== Exercise brief ==
The records that follow need to be printed exactly. Leave out each image.

== Entries supplied ==
══════

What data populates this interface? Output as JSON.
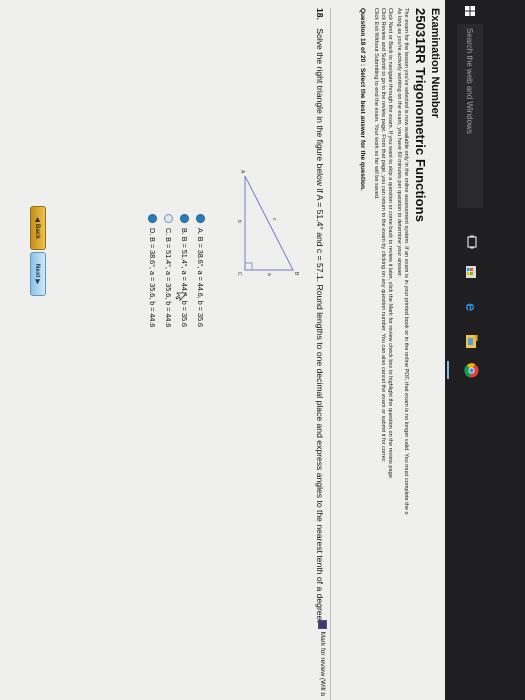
{
  "exam": {
    "title": "Examination Number",
    "code": "25031RR   Trigonometric Functions"
  },
  "instructions": [
    "The exam for the lesson you've selected is now available only in the online assessment system. If an exam is in your printed book or in the online PDF, that exam is no longer valid. You must complete the o",
    "As long as you're actively working on the exam, you have 60 minutes per question to determine your answer.",
    "Click Next or Back to navigate through the exam. If you want to skip a question or come back to review it later, click the Mark for review check box to highlight the question on the review page.",
    "Click Review and Submit to go to the review page. From that page, you can return to the exam by clicking on any question number. You can also cancel the exam or submit it for correc",
    "Click Exit Without Submitting to end the exam. Your work so far will be saved."
  ],
  "question_header": "Question 18 of 20 : Select the best answer for the question.",
  "mark_review_label": "Mark for review (Will b",
  "question": {
    "number": "18.",
    "text": "Solve the right triangle in the figure below if A = 51.4° and c = 57.1. Round lengths to one decimal place and express angles to the nearest tenth of a degree."
  },
  "figure_labels": {
    "a": "A",
    "b": "B",
    "c": "C",
    "side_b": "b",
    "side_a": "a",
    "side_c": "c"
  },
  "choices": [
    {
      "label": "A. B = 38.6°, a = 44.6, b = 35.6",
      "selected": true
    },
    {
      "label": "B. B = 51.4°, a = 44.6, b = 35.6",
      "selected": true
    },
    {
      "label": "C. B = 51.4°, a = 35.6, b = 44.6",
      "selected": false
    },
    {
      "label": "D. B = 38.6°, a = 35.6, b = 44.6",
      "selected": true
    }
  ],
  "buttons": {
    "back": "Back",
    "next": "Next"
  },
  "taskbar": {
    "search_placeholder": "Search the web and Windows"
  },
  "colors": {
    "radio": "#2f7ab8",
    "back": "#f0c14b",
    "next": "#8ec2e5"
  }
}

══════

== Answer below ==
What data populates this interface? Output as JSON.
{
  "exam": {
    "title": "Examination Number",
    "code": "25031RR   Trigonometric Functions"
  },
  "instructions": [
    "The exam for the lesson you've selected is now available only in the online assessment system. If an exam is in your printed book or in the online PDF, that exam is no longer valid. You must complete the o",
    "As long as you're actively working on the exam, you have 60 minutes per question to determine your answer.",
    "Click Next or Back to navigate through the exam. If you want to skip a question or come back to review it later, click the Mark for review check box to highlight the question on the review page.",
    "Click Review and Submit to go to the review page. From that page, you can return to the exam by clicking on any question number. You can also cancel the exam or submit it for correc",
    "Click Exit Without Submitting to end the exam. Your work so far will be saved."
  ],
  "question_header": "Question 18 of 20 : Select the best answer for the question.",
  "mark_review_label": "Mark for review (Will b",
  "question": {
    "number": "18.",
    "text": "Solve the right triangle in the figure below if A = 51.4° and c = 57.1. Round lengths to one decimal place and express angles to the nearest tenth of a degree."
  },
  "figure_labels": {
    "a": "A",
    "b": "B",
    "c": "C",
    "side_b": "b",
    "side_a": "a",
    "side_c": "c"
  },
  "choices": [
    {
      "label": "A. B = 38.6°, a = 44.6, b = 35.6",
      "selected": true
    },
    {
      "label": "B. B = 51.4°, a = 44.6, b = 35.6",
      "selected": true
    },
    {
      "label": "C. B = 51.4°, a = 35.6, b = 44.6",
      "selected": false
    },
    {
      "label": "D. B = 38.6°, a = 35.6, b = 44.6",
      "selected": true
    }
  ],
  "buttons": {
    "back": "Back",
    "next": "Next"
  },
  "taskbar": {
    "search_placeholder": "Search the web and Windows"
  },
  "colors": {
    "radio": "#2f7ab8",
    "back": "#f0c14b",
    "next": "#8ec2e5"
  }
}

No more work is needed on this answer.